(Dataset rows describing interfaces)

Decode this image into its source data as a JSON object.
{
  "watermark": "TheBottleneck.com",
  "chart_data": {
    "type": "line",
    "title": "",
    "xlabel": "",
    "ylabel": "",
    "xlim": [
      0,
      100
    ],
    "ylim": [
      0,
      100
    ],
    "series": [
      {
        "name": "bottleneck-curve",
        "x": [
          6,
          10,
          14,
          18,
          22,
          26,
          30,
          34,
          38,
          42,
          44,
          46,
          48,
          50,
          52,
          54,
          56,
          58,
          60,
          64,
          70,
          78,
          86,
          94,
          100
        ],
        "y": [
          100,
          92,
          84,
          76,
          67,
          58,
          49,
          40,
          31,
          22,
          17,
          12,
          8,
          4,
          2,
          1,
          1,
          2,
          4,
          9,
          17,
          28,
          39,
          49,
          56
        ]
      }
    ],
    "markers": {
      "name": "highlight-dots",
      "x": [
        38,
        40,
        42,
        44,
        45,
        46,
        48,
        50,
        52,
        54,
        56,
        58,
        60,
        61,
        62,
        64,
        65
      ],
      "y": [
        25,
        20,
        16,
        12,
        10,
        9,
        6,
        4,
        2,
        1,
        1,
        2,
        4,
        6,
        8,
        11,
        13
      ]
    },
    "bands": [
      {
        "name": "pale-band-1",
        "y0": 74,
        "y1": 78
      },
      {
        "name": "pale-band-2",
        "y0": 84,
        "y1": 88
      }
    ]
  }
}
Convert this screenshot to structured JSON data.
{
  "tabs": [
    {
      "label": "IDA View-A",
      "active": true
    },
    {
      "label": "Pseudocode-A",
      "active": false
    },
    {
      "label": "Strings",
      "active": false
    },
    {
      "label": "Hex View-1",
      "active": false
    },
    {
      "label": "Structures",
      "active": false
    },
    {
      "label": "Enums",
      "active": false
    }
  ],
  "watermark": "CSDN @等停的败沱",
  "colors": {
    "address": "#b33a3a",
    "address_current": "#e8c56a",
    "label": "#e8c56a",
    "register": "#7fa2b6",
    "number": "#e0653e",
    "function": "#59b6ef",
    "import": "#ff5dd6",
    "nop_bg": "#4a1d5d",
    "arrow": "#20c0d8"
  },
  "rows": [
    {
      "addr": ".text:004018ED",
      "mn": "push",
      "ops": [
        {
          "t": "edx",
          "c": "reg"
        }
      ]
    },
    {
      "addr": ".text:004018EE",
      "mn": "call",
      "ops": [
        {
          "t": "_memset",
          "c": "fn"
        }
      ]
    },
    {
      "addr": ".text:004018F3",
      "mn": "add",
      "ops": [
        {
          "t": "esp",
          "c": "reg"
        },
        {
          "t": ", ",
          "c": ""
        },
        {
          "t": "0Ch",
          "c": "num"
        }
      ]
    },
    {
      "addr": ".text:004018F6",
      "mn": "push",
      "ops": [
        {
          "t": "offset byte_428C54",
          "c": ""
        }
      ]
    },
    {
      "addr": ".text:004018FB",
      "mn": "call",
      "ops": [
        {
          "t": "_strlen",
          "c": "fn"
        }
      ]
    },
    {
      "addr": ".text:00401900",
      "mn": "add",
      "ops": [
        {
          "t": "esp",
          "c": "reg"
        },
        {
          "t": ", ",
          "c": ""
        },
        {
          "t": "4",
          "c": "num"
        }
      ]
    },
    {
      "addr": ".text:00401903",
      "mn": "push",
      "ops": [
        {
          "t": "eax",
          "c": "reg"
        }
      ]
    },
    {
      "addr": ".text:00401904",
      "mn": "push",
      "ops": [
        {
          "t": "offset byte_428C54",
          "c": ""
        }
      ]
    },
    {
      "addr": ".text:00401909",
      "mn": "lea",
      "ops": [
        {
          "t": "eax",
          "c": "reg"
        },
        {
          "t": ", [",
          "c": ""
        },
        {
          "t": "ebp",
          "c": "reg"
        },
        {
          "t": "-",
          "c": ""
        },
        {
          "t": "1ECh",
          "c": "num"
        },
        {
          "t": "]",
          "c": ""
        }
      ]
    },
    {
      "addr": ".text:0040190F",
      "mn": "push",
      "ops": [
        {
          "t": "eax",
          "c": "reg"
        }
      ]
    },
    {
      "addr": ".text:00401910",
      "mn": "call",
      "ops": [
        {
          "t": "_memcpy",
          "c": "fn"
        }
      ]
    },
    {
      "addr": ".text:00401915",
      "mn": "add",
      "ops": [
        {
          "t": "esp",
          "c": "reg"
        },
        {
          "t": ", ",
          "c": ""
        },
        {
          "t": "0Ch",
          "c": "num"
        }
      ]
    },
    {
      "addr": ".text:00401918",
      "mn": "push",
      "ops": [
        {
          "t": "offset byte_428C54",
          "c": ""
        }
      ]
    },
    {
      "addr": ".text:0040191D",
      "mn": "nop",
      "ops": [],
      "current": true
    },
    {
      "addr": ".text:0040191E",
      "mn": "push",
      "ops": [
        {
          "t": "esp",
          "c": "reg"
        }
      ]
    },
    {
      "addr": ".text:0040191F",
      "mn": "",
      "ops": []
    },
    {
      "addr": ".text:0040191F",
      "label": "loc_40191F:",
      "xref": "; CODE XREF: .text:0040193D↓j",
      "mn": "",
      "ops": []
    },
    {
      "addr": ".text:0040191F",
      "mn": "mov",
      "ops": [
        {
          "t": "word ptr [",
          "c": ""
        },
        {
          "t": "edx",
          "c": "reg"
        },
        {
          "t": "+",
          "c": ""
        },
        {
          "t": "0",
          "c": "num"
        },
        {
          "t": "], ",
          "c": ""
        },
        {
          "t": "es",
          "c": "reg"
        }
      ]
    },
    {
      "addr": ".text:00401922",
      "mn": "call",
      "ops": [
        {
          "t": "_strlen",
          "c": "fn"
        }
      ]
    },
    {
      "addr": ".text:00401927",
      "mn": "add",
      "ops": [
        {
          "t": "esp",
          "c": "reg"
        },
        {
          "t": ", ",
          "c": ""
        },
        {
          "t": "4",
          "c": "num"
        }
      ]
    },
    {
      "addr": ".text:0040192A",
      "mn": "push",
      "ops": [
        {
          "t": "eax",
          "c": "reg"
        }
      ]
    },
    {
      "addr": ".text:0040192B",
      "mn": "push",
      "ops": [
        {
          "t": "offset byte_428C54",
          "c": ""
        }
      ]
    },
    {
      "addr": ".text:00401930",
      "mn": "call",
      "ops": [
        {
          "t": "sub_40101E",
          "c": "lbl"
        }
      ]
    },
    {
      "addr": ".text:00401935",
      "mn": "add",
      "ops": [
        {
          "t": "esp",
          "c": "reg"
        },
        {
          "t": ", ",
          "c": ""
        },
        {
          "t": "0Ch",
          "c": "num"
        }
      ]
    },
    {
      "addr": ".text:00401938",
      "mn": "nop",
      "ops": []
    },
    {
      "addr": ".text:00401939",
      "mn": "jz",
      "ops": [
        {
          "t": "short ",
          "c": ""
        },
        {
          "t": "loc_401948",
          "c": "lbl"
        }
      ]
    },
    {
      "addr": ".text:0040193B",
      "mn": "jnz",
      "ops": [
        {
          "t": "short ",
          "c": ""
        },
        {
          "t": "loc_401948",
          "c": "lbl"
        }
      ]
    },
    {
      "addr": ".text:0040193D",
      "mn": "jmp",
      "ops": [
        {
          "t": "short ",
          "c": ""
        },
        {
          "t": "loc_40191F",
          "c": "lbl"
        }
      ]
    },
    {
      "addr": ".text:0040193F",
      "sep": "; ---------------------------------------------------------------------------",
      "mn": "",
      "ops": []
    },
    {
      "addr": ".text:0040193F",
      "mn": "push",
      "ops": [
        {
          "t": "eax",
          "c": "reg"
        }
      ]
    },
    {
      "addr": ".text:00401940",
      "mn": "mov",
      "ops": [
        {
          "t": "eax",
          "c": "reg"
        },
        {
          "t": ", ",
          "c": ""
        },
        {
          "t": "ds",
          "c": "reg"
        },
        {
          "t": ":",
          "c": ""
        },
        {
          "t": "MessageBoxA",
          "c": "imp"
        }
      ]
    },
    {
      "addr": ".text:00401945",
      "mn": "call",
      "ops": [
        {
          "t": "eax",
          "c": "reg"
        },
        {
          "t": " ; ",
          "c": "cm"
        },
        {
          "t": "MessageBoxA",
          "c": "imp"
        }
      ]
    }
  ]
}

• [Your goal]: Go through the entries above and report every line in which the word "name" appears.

• [Problem solution]:
        "name": "bottleneck-curve",
      "name": "highlight-dots",
        "name": "pale-band-1",
        "name": "pale-band-2",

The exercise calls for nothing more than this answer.